It was cool to see my mom at an age I now relate to. And to watch my grandmother when she could still enjoy the freedom of swimming in the lake. I saw my now-married cousin with missing baby teeth. And watched her now-adult sister grow from newborn to preschooler.
And it was even neat to watch my ex. From the awkward gangliness he carried until almost 22 to the young man tired from his 10 hour shift at an amusement park. I watched him with our pug and smiled at the memories of bringing our first dog home. In one scene I saw him look at me with love. I remember those looks.
I realized something today, watching those home movies. In a very real way, all of us on those digital recordings are gone. The kids have grown, even the youngest through college and many have kids of their own. The adult generation is trending towards retirement. And grandma can’t swim in the lake anymore.
We have all changed with time and with experiences. The camera caught who we were in the moment but it does not always reflect who we are now.
The husband I see on those videos would be lost to me now no matter what. That boy really, not even a man yet in many of the clips, was lost in time. And that would be true even if he was sitting on the sofa downstairs.
Far from being hazardous, the videos were sweet.

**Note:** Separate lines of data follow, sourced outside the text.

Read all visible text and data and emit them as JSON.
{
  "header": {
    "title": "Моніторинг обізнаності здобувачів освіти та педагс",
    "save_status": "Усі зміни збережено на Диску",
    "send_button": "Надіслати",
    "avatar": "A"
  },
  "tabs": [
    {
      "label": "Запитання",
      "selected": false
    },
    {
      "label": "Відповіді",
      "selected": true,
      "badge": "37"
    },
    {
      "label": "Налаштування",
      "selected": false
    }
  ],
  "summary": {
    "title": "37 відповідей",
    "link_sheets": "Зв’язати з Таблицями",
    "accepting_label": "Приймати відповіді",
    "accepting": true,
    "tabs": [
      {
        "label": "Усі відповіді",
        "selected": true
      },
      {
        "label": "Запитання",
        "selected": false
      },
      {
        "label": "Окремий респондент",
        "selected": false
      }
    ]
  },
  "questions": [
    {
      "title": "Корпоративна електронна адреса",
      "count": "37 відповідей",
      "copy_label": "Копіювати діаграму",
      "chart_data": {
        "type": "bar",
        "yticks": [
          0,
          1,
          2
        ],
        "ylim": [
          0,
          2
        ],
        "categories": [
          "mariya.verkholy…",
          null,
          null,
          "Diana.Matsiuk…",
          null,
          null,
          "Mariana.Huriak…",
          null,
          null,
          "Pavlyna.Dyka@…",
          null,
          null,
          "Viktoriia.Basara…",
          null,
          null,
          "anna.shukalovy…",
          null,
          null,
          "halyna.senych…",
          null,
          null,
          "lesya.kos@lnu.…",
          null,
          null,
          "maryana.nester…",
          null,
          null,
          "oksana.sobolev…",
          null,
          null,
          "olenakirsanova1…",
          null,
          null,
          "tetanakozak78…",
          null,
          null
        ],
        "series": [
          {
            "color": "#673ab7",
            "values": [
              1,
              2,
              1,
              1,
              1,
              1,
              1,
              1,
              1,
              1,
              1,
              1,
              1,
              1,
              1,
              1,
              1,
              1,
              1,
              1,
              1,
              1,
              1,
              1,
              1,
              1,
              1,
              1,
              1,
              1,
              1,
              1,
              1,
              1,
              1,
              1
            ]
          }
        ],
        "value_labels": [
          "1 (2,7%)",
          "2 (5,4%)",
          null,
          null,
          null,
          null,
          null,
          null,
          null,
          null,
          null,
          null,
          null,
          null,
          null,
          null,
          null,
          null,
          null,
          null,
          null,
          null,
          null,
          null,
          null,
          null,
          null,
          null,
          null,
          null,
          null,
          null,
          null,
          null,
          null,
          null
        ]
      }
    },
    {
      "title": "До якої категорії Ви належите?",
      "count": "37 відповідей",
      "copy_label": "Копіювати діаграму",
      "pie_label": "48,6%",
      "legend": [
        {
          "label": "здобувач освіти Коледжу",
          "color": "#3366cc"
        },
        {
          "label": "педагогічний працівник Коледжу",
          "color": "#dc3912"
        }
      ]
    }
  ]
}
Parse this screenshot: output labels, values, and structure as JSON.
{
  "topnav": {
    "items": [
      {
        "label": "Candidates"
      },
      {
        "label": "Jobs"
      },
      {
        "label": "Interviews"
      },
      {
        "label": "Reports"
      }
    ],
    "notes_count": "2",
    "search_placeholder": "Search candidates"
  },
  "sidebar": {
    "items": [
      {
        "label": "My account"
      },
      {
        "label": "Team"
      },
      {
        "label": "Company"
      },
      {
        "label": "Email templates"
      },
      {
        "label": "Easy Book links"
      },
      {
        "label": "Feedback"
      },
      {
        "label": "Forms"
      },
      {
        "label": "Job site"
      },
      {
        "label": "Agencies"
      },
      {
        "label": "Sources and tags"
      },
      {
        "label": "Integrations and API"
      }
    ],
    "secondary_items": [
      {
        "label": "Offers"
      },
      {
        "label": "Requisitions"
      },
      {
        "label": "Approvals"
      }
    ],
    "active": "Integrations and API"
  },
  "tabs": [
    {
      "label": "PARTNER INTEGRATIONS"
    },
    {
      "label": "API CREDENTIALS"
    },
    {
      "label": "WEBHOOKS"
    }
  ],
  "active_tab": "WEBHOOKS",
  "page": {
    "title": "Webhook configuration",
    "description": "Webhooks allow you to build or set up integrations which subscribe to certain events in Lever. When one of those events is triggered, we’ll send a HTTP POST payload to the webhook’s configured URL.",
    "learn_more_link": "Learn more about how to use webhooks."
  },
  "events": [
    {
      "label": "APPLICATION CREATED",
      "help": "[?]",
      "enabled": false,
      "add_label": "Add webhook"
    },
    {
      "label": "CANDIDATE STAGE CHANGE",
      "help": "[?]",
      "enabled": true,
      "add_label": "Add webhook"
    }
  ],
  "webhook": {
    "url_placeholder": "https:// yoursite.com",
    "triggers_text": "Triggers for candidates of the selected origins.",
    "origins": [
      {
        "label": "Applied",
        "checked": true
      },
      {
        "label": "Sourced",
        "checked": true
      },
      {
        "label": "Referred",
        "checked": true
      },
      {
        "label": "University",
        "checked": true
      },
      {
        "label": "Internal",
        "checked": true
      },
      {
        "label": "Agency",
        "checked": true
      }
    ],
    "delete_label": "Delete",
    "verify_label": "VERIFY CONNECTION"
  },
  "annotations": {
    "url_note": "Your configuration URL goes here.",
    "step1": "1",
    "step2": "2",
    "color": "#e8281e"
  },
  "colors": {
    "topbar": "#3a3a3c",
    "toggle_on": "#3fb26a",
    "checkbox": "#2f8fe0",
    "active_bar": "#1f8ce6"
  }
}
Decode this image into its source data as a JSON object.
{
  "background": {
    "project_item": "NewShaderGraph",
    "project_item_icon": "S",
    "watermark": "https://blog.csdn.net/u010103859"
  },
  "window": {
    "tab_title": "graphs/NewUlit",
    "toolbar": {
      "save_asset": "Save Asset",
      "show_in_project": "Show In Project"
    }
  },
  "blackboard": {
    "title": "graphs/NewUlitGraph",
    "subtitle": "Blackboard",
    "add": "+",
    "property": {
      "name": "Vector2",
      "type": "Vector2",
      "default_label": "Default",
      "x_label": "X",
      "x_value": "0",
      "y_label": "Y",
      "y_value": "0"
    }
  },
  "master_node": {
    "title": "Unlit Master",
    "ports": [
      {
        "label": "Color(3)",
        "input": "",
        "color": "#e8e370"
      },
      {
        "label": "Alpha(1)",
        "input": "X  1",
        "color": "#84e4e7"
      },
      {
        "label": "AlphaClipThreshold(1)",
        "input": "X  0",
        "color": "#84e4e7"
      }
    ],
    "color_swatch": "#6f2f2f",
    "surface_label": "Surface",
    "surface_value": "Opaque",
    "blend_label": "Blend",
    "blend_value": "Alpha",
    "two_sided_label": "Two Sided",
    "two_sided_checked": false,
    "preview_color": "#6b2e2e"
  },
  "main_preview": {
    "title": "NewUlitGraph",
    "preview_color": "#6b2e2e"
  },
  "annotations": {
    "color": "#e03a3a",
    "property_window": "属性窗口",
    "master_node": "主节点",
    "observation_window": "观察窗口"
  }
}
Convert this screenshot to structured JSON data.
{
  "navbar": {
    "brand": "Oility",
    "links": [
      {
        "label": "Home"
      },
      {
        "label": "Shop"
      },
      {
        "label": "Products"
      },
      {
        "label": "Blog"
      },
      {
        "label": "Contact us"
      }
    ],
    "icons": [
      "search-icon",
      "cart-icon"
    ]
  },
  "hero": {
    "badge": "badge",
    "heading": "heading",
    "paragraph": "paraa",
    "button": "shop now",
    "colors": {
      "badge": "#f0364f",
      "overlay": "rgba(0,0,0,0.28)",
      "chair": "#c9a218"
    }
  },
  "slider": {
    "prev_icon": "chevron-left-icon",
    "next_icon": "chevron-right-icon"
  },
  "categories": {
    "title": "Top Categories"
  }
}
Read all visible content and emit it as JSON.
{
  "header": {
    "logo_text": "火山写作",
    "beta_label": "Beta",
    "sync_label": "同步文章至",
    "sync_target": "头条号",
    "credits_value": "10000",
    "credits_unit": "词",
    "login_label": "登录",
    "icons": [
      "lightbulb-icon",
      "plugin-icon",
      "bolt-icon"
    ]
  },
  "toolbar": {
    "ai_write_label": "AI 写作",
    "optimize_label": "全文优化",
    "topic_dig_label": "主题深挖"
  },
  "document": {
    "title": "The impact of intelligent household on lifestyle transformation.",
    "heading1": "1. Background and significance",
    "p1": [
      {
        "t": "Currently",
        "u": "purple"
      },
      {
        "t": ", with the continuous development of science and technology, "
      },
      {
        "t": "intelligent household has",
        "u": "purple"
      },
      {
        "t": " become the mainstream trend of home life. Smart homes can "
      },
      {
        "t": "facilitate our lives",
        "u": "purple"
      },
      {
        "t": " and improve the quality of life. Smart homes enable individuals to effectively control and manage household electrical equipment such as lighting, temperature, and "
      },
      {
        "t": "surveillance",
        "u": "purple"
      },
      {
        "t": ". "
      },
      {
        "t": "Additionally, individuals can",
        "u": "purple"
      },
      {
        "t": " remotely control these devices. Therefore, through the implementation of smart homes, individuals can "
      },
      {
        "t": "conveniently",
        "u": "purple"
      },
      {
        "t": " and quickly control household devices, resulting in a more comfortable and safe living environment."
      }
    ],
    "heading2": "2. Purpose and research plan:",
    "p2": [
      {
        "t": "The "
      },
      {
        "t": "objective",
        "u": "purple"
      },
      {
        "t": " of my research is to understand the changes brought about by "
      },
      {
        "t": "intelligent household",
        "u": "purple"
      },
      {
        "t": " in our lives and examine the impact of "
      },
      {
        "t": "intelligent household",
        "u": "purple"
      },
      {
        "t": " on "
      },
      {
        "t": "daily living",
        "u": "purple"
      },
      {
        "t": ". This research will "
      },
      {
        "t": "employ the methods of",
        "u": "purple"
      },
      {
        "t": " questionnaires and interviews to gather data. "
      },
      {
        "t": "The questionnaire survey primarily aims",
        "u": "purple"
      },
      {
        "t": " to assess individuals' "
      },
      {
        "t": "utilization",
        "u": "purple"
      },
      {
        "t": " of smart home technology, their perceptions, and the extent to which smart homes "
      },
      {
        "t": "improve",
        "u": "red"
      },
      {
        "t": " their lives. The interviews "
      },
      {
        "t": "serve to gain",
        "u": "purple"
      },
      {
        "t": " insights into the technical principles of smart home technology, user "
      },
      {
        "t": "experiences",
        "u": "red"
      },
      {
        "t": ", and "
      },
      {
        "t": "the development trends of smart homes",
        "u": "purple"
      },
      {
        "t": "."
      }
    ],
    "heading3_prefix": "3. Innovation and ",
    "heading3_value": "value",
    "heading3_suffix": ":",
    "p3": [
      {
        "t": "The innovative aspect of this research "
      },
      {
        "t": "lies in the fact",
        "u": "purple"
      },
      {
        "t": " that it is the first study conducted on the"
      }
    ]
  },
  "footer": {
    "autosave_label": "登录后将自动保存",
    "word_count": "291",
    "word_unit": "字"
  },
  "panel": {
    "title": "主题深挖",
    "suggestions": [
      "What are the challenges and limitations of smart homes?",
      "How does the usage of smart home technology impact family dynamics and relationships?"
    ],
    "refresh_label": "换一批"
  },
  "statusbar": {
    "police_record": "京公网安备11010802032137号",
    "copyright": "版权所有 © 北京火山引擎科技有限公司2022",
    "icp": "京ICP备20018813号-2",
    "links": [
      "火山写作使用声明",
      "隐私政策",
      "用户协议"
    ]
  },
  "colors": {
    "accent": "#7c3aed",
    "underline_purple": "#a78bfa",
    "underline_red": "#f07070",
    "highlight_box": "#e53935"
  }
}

A glimpse of a more innocent past and a remembrance of a good beginning.
And yet another reminder of the constant presence of change.
We may as well get used to it:)